Given entries:

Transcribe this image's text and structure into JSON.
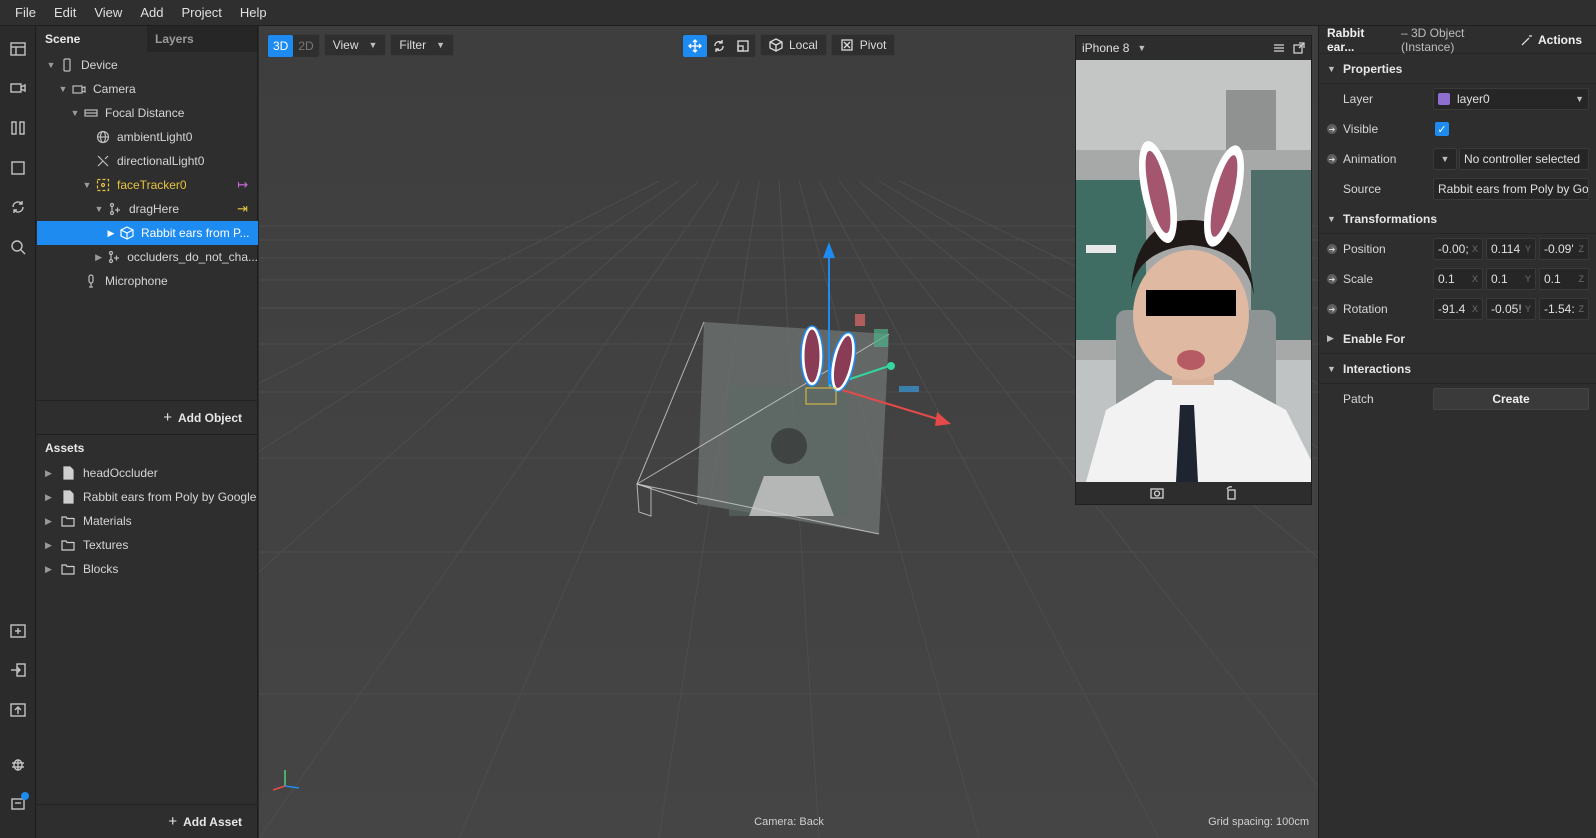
{
  "menu": [
    "File",
    "Edit",
    "View",
    "Add",
    "Project",
    "Help"
  ],
  "rail_icons": [
    "layout-icon",
    "video-icon",
    "columns-icon",
    "square-icon",
    "sync-icon",
    "search-icon",
    "add-folder-icon",
    "import-icon",
    "export-icon",
    "bug-icon",
    "notification-icon"
  ],
  "scene": {
    "tab_scene": "Scene",
    "tab_layers": "Layers",
    "tree": [
      {
        "label": "Device",
        "icon": "phone-icon",
        "depth": 0,
        "expanded": true
      },
      {
        "label": "Camera",
        "icon": "camera-icon",
        "depth": 1,
        "expanded": true
      },
      {
        "label": "Focal Distance",
        "icon": "focal-icon",
        "depth": 2,
        "expanded": true
      },
      {
        "label": "ambientLight0",
        "icon": "globe-icon",
        "depth": 3
      },
      {
        "label": "directionalLight0",
        "icon": "light-icon",
        "depth": 3
      },
      {
        "label": "faceTracker0",
        "icon": "face-tracker-icon",
        "depth": 3,
        "expanded": true,
        "highlight": true,
        "marker": "↦"
      },
      {
        "label": "dragHere",
        "icon": "null-object-icon",
        "depth": 4,
        "expanded": true,
        "marker": "⇥"
      },
      {
        "label": "Rabbit ears from P...",
        "icon": "cube-icon",
        "depth": 5,
        "collapsed": true,
        "selected": true
      },
      {
        "label": "occluders_do_not_cha...",
        "icon": "null-object-icon",
        "depth": 4,
        "collapsed": true
      },
      {
        "label": "Microphone",
        "icon": "microphone-icon",
        "depth": 1
      }
    ],
    "add_object": "Add Object"
  },
  "assets": {
    "title": "Assets",
    "items": [
      {
        "label": "headOccluder",
        "icon": "file-icon"
      },
      {
        "label": "Rabbit ears from Poly by Google",
        "icon": "file-icon"
      },
      {
        "label": "Materials",
        "icon": "folder-icon"
      },
      {
        "label": "Textures",
        "icon": "folder-icon"
      },
      {
        "label": "Blocks",
        "icon": "folder-icon"
      }
    ],
    "add_asset": "Add Asset"
  },
  "viewport": {
    "mode_3d": "3D",
    "mode_2d": "2D",
    "view": "View",
    "filter": "Filter",
    "local": "Local",
    "pivot": "Pivot",
    "camera_label": "Camera: Back",
    "grid_label": "Grid spacing: 100cm"
  },
  "phone": {
    "device": "iPhone 8"
  },
  "inspector": {
    "object_name": "Rabbit ear...",
    "object_type": "– 3D Object (Instance)",
    "actions": "Actions",
    "sections": {
      "properties": "Properties",
      "transformations": "Transformations",
      "enable_for": "Enable For",
      "interactions": "Interactions"
    },
    "layer_label": "Layer",
    "layer_value": "layer0",
    "layer_color": "#8e6fd0",
    "visible_label": "Visible",
    "animation_label": "Animation",
    "animation_value": "No controller selected",
    "source_label": "Source",
    "source_value": "Rabbit ears from Poly by Go...",
    "position_label": "Position",
    "position": [
      "-0.00;",
      "0.114",
      "-0.09'"
    ],
    "scale_label": "Scale",
    "scale": [
      "0.1",
      "0.1",
      "0.1"
    ],
    "rotation_label": "Rotation",
    "rotation": [
      "-91.4",
      "-0.05!",
      "-1.54:"
    ],
    "axes": [
      "X",
      "Y",
      "Z"
    ],
    "patch_label": "Patch",
    "create_label": "Create"
  },
  "colors": {
    "accent": "#1e8bf0",
    "highlight": "#e7c341",
    "panel": "#2e2e2e"
  }
}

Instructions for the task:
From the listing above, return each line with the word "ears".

Answer section:
        "label": "Rabbit ears from P...",
        "label": "Rabbit ears from Poly by Google",
    "source_value": "Rabbit ears from Poly by Go...",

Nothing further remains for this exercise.